And it's likely to be detailed and has a lot of disclaimers.
Of course, if you're unsure about what it all means you can always talk to the inspector and share your concerns, as they’re working for you – not the vendor.
When inspecting a property you’re likely to purchase, you should always be on the lookout for obvious defects.
If you identify any major problems, it might be best to give that property a miss rather than buying someone else’s problems.
However, problems brought up in a building and pest inspection don’t necessarily mean you avoid the property.
It's a bit like buying a used car - there will always be dings and dents, so don’t look for a perfect scorecard because you’ll never get it – and you’ll end up never buying anything.
The aim of conducting these inspections is to identify problems so you can go into your purchase with your eyes wide open and minimise surprises down the track.

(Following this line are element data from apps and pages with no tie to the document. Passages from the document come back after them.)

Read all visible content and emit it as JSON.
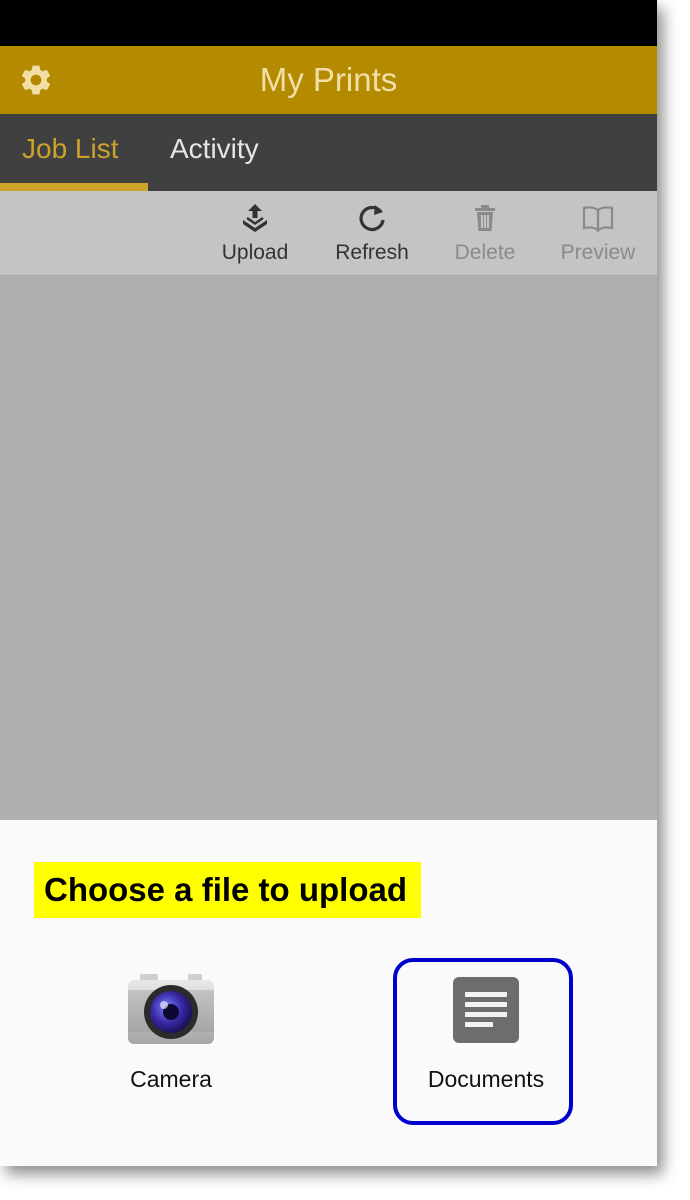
{
  "colors": {
    "header": "#b48a00",
    "tab_bar": "#404040",
    "tab_active": "#cda22a",
    "highlight": "#ffff00",
    "focus_ring": "#0000cc"
  },
  "header": {
    "title": "My Prints",
    "settings_icon": "gear-icon"
  },
  "tabs": [
    {
      "label": "Job List",
      "active": true
    },
    {
      "label": "Activity",
      "active": false
    }
  ],
  "toolbar": {
    "upload": {
      "label": "Upload",
      "icon": "upload-icon",
      "enabled": true
    },
    "refresh": {
      "label": "Refresh",
      "icon": "refresh-icon",
      "enabled": true
    },
    "delete": {
      "label": "Delete",
      "icon": "trash-icon",
      "enabled": false
    },
    "preview": {
      "label": "Preview",
      "icon": "book-icon",
      "enabled": false
    }
  },
  "sheet": {
    "title": "Choose a file to upload",
    "options": [
      {
        "label": "Camera",
        "icon": "camera-icon"
      },
      {
        "label": "Documents",
        "icon": "document-icon",
        "highlighted": true
      }
    ]
  }
}
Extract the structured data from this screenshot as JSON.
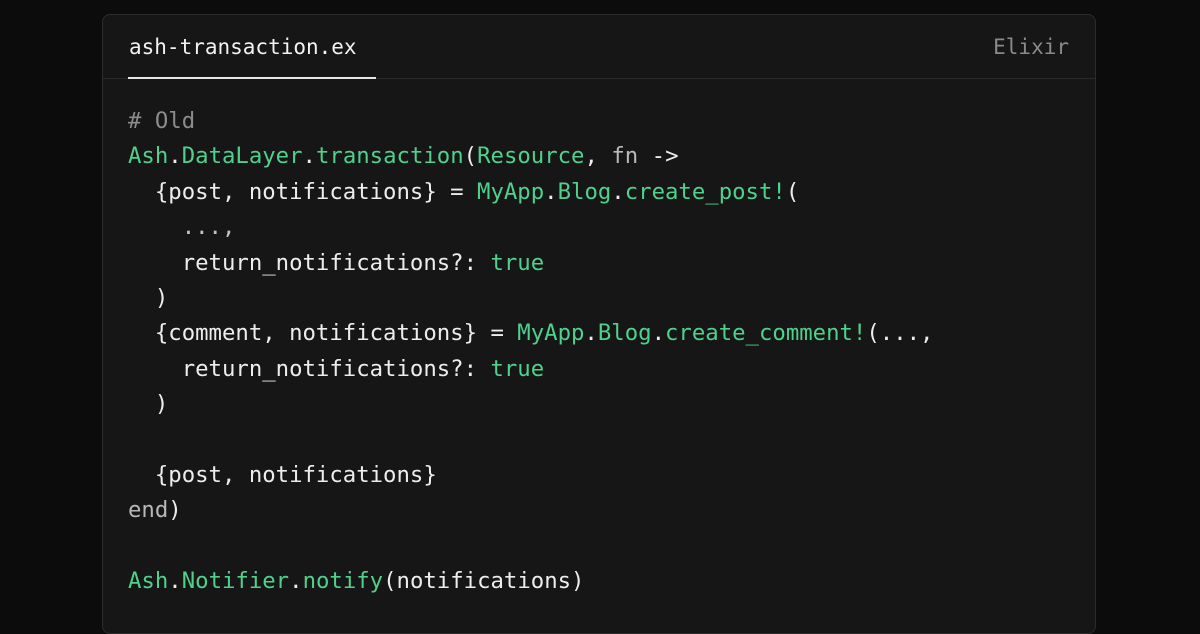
{
  "tab": {
    "filename": "ash-transaction.ex",
    "language": "Elixir"
  },
  "code": {
    "lines": [
      [
        {
          "t": "# Old",
          "c": "comment"
        }
      ],
      [
        {
          "t": "Ash",
          "c": "green"
        },
        {
          "t": ".",
          "c": "plain"
        },
        {
          "t": "DataLayer",
          "c": "green"
        },
        {
          "t": ".",
          "c": "plain"
        },
        {
          "t": "transaction",
          "c": "green"
        },
        {
          "t": "(",
          "c": "plain"
        },
        {
          "t": "Resource",
          "c": "green"
        },
        {
          "t": ", ",
          "c": "plain"
        },
        {
          "t": "fn",
          "c": "kw"
        },
        {
          "t": " ->",
          "c": "plain"
        }
      ],
      [
        {
          "t": "  {post, notifications} = ",
          "c": "plain"
        },
        {
          "t": "MyApp",
          "c": "green"
        },
        {
          "t": ".",
          "c": "plain"
        },
        {
          "t": "Blog",
          "c": "green"
        },
        {
          "t": ".",
          "c": "plain"
        },
        {
          "t": "create_post!",
          "c": "green"
        },
        {
          "t": "(",
          "c": "plain"
        }
      ],
      [
        {
          "t": "    ...,",
          "c": "dim"
        }
      ],
      [
        {
          "t": "    return_notifications?: ",
          "c": "plain"
        },
        {
          "t": "true",
          "c": "green"
        }
      ],
      [
        {
          "t": "  )",
          "c": "plain"
        }
      ],
      [
        {
          "t": "  {comment, notifications} = ",
          "c": "plain"
        },
        {
          "t": "MyApp",
          "c": "green"
        },
        {
          "t": ".",
          "c": "plain"
        },
        {
          "t": "Blog",
          "c": "green"
        },
        {
          "t": ".",
          "c": "plain"
        },
        {
          "t": "create_comment!",
          "c": "green"
        },
        {
          "t": "(...,",
          "c": "plain"
        }
      ],
      [
        {
          "t": "    return_notifications?: ",
          "c": "plain"
        },
        {
          "t": "true",
          "c": "green"
        }
      ],
      [
        {
          "t": "  )",
          "c": "plain"
        }
      ],
      [],
      [
        {
          "t": "  {post, notifications}",
          "c": "plain"
        }
      ],
      [
        {
          "t": "end",
          "c": "kw"
        },
        {
          "t": ")",
          "c": "plain"
        }
      ],
      [],
      [
        {
          "t": "Ash",
          "c": "green"
        },
        {
          "t": ".",
          "c": "plain"
        },
        {
          "t": "Notifier",
          "c": "green"
        },
        {
          "t": ".",
          "c": "plain"
        },
        {
          "t": "notify",
          "c": "green"
        },
        {
          "t": "(notifications)",
          "c": "plain"
        }
      ]
    ]
  }
}
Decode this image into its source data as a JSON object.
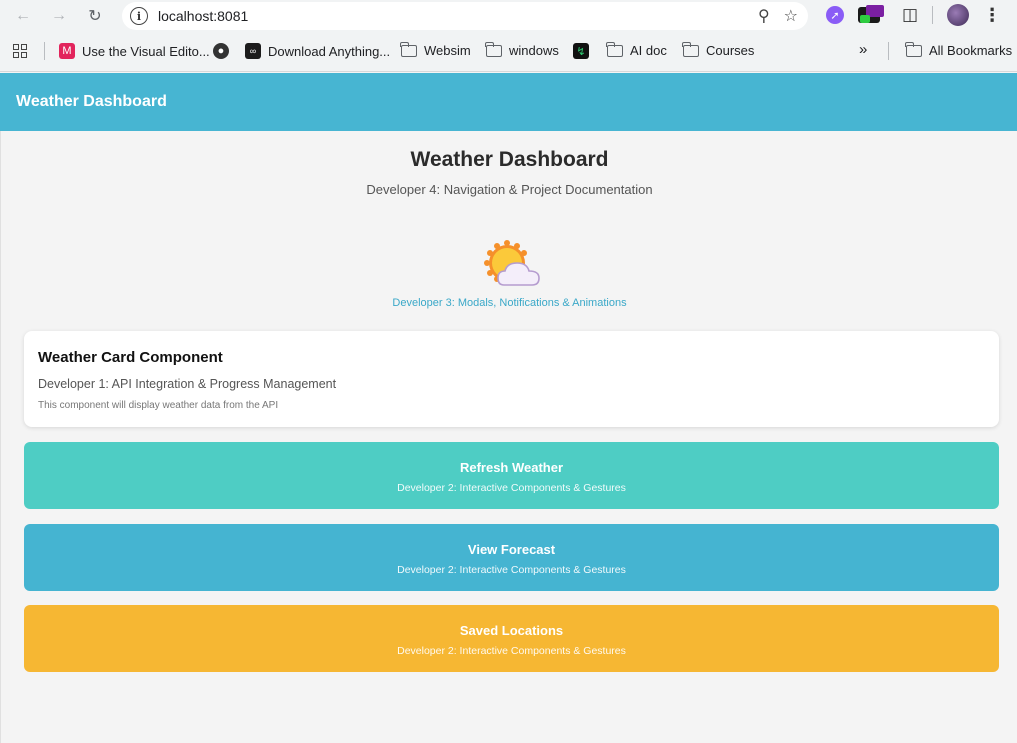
{
  "browser": {
    "url": "localhost:8081",
    "bookmarks": [
      {
        "label": "Use the Visual Edito...",
        "icon": "visual-editor-icon"
      },
      {
        "label": "Download Anything...",
        "icon": "download-site-icon"
      },
      {
        "label": "Websim",
        "icon": "folder-icon"
      },
      {
        "label": "windows",
        "icon": "folder-icon"
      },
      {
        "label": "AI doc",
        "icon": "folder-icon"
      },
      {
        "label": "Courses",
        "icon": "folder-icon"
      }
    ],
    "more_label": "»",
    "all_bookmarks_label": "All Bookmarks"
  },
  "header": {
    "title": "Weather Dashboard"
  },
  "main": {
    "title": "Weather Dashboard",
    "subtitle": "Developer 4: Navigation & Project Documentation",
    "animation_caption": "Developer 3: Modals, Notifications & Animations",
    "weather_icon": "sun-behind-cloud-icon",
    "card": {
      "title": "Weather Card Component",
      "subtitle": "Developer 1: API Integration & Progress Management",
      "note": "This component will display weather data from the API"
    },
    "actions": [
      {
        "label": "Refresh Weather",
        "sub": "Developer 2: Interactive Components & Gestures",
        "color": "#4ecdc4"
      },
      {
        "label": "View Forecast",
        "sub": "Developer 2: Interactive Components & Gestures",
        "color": "#45b4d1"
      },
      {
        "label": "Saved Locations",
        "sub": "Developer 2: Interactive Components & Gestures",
        "color": "#f6b733"
      }
    ]
  },
  "colors": {
    "header_bg": "#47b5d2",
    "accent_text": "#3aa8c8",
    "page_bg": "#f4f4f4"
  }
}
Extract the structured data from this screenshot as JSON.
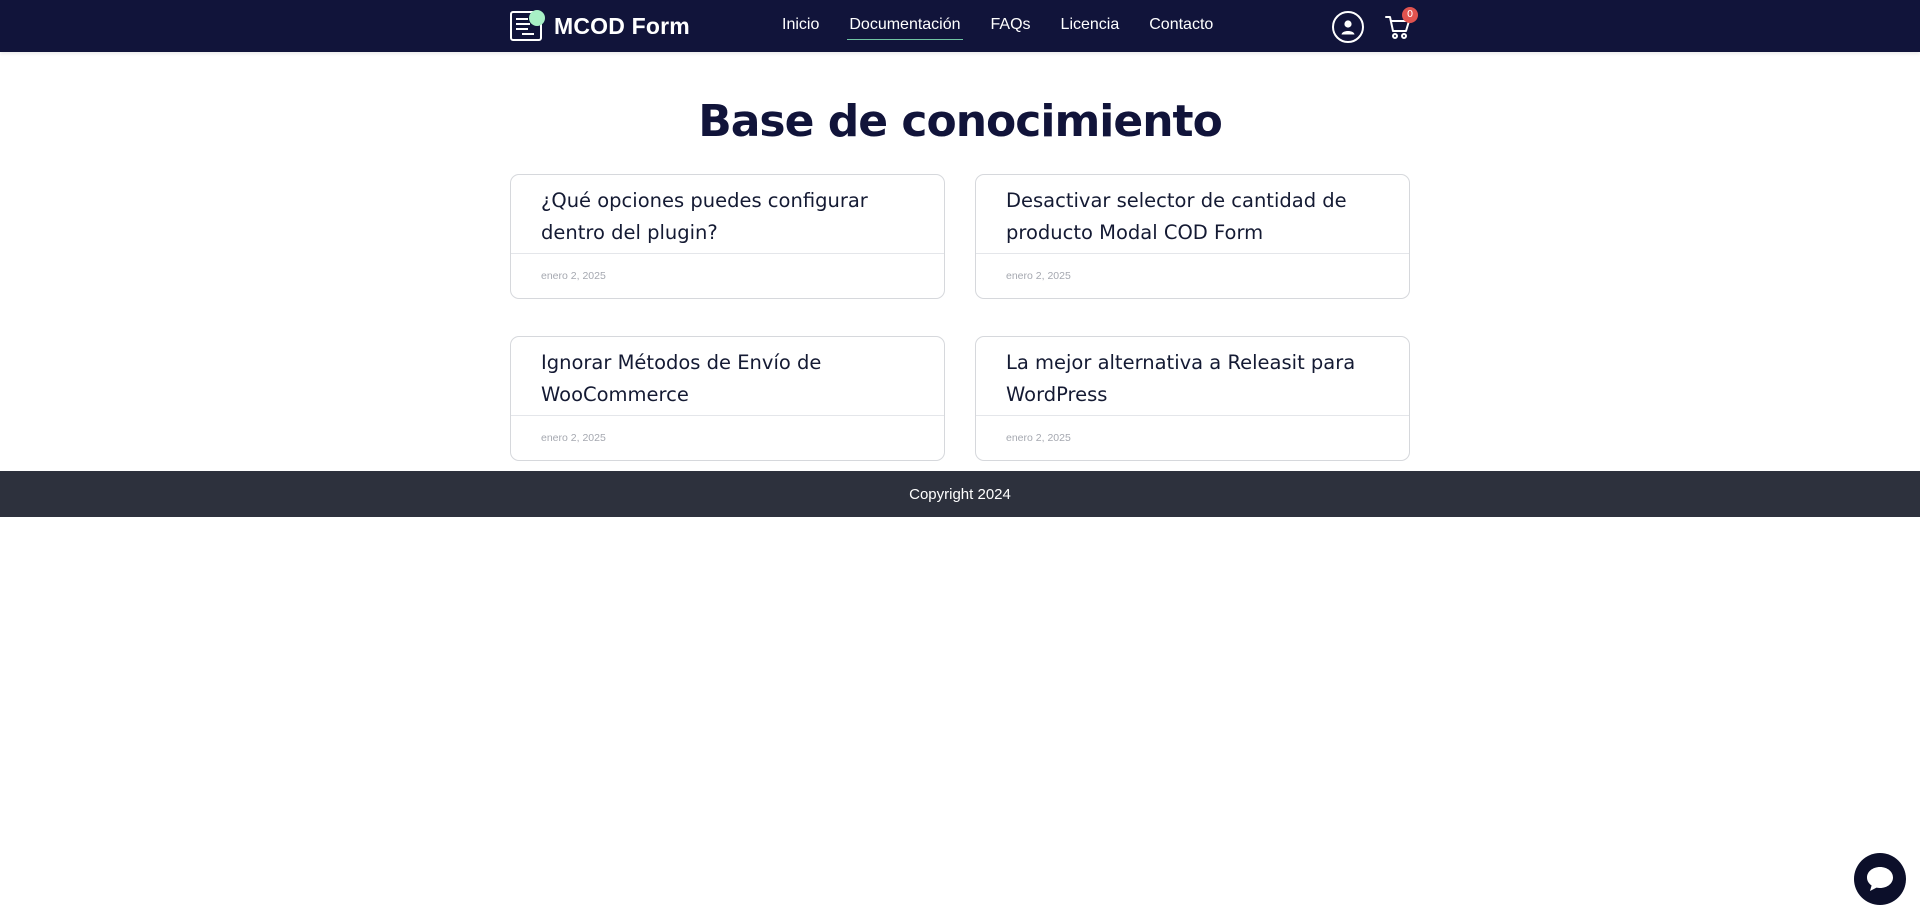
{
  "header": {
    "logo_text": "MCOD Form",
    "logo_icon": "form-document-icon",
    "nav": [
      {
        "label": "Inicio",
        "active": false
      },
      {
        "label": "Documentación",
        "active": true
      },
      {
        "label": "FAQs",
        "active": false
      },
      {
        "label": "Licencia",
        "active": false
      },
      {
        "label": "Contacto",
        "active": false
      }
    ],
    "user_icon": "user-circle-icon",
    "cart_icon": "shopping-cart-icon",
    "cart_count": "0"
  },
  "main": {
    "title": "Base de conocimiento",
    "articles": [
      {
        "title": "¿Qué opciones puedes configurar dentro del plugin?",
        "date": "enero 2, 2025"
      },
      {
        "title": "Desactivar selector de cantidad de producto Modal COD Form",
        "date": "enero 2, 2025"
      },
      {
        "title": "Ignorar Métodos de Envío de WooCommerce",
        "date": "enero 2, 2025"
      },
      {
        "title": "La mejor alternativa a Releasit para WordPress",
        "date": "enero 2, 2025"
      }
    ]
  },
  "footer": {
    "copyright": "Copyright 2024"
  },
  "chat": {
    "icon": "chat-bubble-icon"
  },
  "colors": {
    "header_bg": "#11143a",
    "accent_green": "#6fc3a3",
    "badge_red": "#e0534f",
    "footer_bg": "#2d313d",
    "title_color": "#11143a"
  }
}
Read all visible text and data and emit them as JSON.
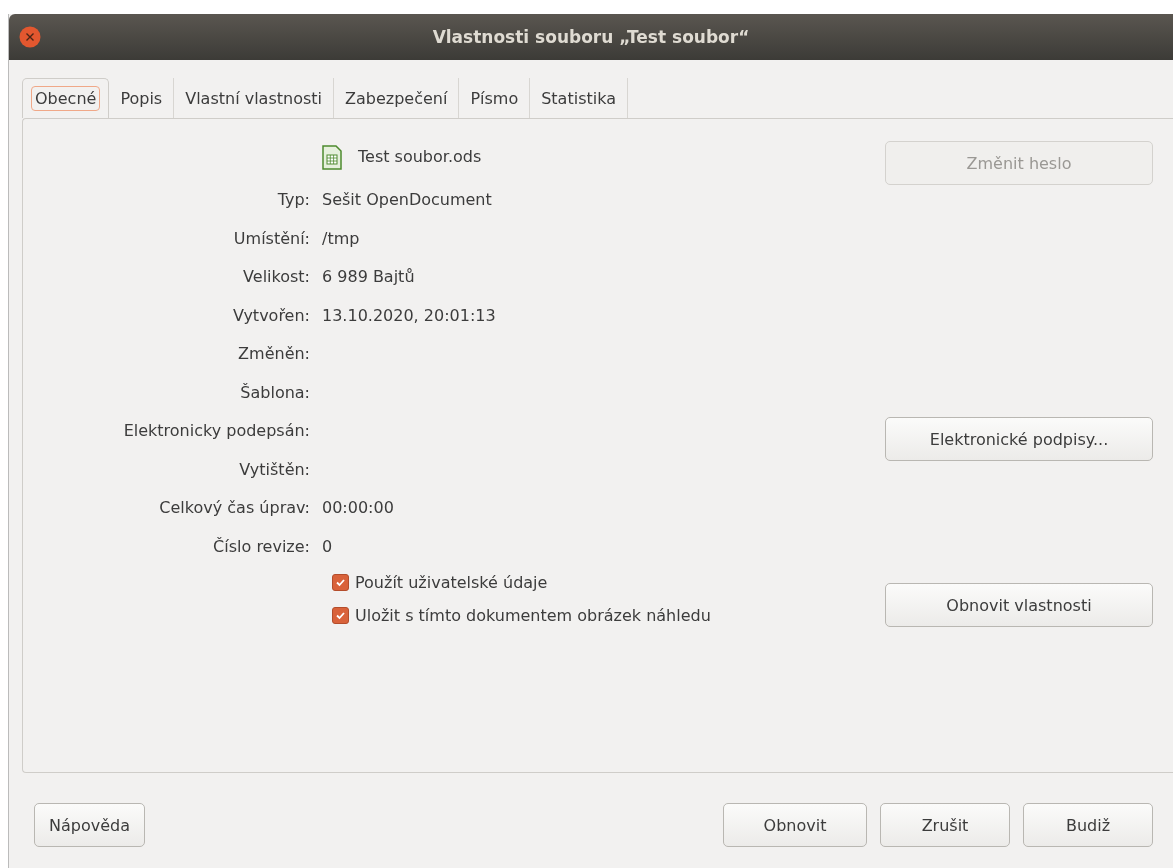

Of course, you can always use the defects as ammunition to negotiate a better purchase price!